stroke engines are applied to surfaces by mixing oil with fuel.

Filters: Friction happens. Moving parts wear, even with the
best lubricants. The resulting metal as well as carbon from
the combustion process must be cleaned from the oil to
ensure long lubrication. Some small engines use oil filters to
remove contaminants from the circulating oil.

Flywheel Key
Holds the flywheel on
Flywheel Shroud
Protects flywheel
Engine Shroud
Covers engine for protection
Starter Rod
connects ignition and throttle kind of.
Gasoline
Combustible liquid burns relatively
slow.
Oil
Lubricants such as oil and grease

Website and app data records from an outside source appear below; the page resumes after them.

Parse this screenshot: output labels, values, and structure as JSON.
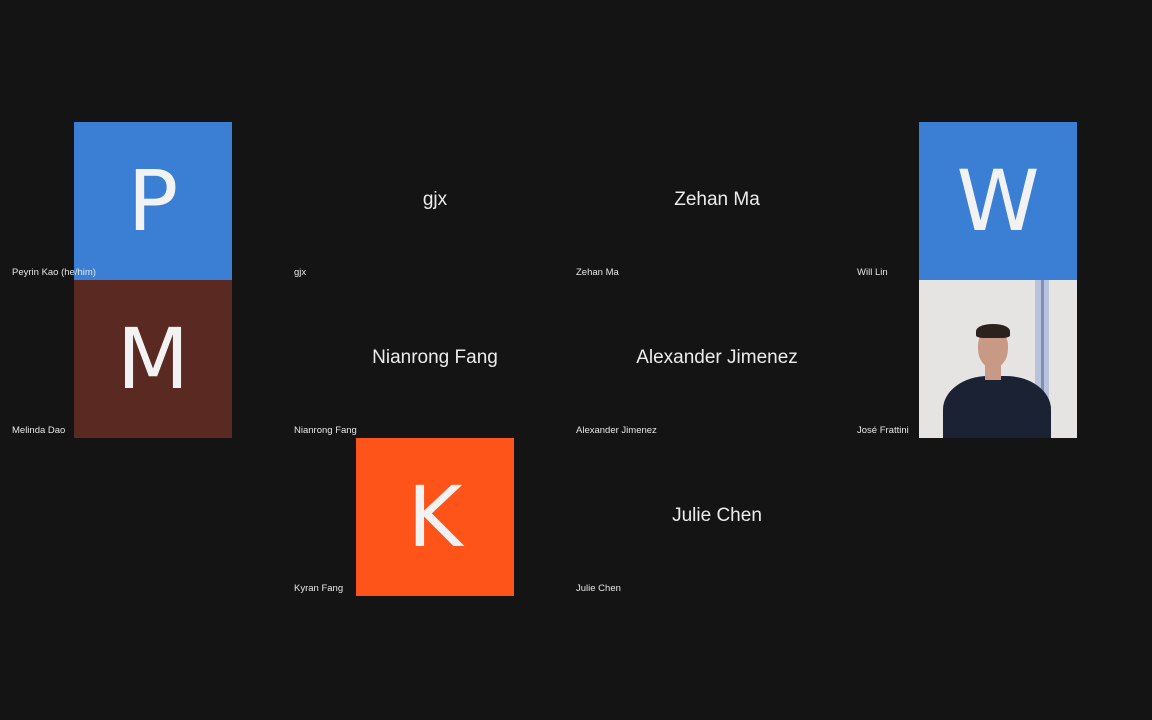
{
  "colors": {
    "background": "#141414",
    "avatar_blue": "#3b7fd4",
    "avatar_brown": "#5a2a22",
    "avatar_orange": "#ff5419"
  },
  "participants": [
    {
      "name": "Peyrin Kao (he/him)",
      "initial": "P"
    },
    {
      "name": "gjx",
      "display_name": "gjx"
    },
    {
      "name": "Zehan Ma",
      "display_name": "Zehan Ma"
    },
    {
      "name": "Will Lin",
      "initial": "W"
    },
    {
      "name": "Melinda Dao",
      "initial": "M"
    },
    {
      "name": "Nianrong Fang",
      "display_name": "Nianrong Fang"
    },
    {
      "name": "Alexander Jimenez",
      "display_name": "Alexander Jimenez"
    },
    {
      "name": "José Frattini"
    },
    {
      "name": "Kyran Fang",
      "initial": "K"
    },
    {
      "name": "Julie Chen",
      "display_name": "Julie Chen"
    }
  ]
}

reduce surface friction by coating
parts with a film. Lubricants in two-
stroke engines are applied to surfaces
by mixing oil with fuel.
Water
Keeps engine cool
Fins
Cools engine
Crankshaft
Crankshaft: An engine's crankshaft is
a metal shaft with an offset section
onto which the connecting rod is
attached. Rotation of the crankshaft
moves the piston up in the cylinder.
Movement of the piston down in the
cylinder then rotates the crankshaft.
Head gasket
Seals engine to prevent fluid leaking
Head Bolt
Holds the head to engine block
Spark Plug
Creates spark
Armature
Converts the current
Spark plug wire
Connects spark plug
Carburetor
Carburetor: mix the correct proportion
of gasoline and air for the engine
Air Cleaner
Clean dirt and particles out of air to
keep engine running properly
Gas Tank
Hold gas
Throttle
controls the amount of fuel-air mixture
that enters the engine from the
carburetor. The throttle thus controls
the speed of the engine.
Horsepower
http://www.youtube.com/watch?v=eh7
uFumf-
vc&feature=results_main&playnext=1
&list=PL3EE86E23668789E1